Look through the lines below and extract any with the word "Angers".

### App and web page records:
►
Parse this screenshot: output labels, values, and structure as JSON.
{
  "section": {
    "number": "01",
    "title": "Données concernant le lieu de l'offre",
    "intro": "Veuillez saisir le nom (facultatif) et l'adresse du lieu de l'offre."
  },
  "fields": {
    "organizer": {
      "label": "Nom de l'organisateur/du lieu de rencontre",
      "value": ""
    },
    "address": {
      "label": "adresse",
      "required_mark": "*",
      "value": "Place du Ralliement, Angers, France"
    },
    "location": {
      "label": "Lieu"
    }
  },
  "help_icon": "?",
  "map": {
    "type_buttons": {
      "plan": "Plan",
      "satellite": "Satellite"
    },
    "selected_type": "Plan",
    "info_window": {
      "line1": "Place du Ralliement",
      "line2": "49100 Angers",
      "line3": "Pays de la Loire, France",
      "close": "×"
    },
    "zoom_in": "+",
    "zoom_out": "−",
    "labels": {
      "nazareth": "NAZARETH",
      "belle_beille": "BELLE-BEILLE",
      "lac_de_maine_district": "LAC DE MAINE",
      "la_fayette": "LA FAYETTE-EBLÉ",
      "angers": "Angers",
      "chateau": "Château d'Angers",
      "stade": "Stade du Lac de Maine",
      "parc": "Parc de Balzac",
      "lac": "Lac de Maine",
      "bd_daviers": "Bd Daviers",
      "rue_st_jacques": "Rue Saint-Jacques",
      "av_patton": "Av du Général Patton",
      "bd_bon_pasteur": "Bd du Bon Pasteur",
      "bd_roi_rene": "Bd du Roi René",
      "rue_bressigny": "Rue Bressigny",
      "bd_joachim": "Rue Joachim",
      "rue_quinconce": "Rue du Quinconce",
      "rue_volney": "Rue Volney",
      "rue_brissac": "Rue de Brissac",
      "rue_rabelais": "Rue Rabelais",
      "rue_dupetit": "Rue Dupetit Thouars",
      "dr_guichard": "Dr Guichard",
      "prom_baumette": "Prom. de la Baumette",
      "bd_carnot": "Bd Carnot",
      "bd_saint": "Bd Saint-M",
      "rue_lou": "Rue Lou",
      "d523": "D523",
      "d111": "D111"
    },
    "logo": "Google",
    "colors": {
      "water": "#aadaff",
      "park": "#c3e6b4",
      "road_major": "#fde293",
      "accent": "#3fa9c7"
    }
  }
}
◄
### Result of this exercise:
      "value": "Place du Ralliement, Angers, France"
      "line2": "49100 Angers",
      "angers": "Angers",
      "chateau": "Château d'Angers",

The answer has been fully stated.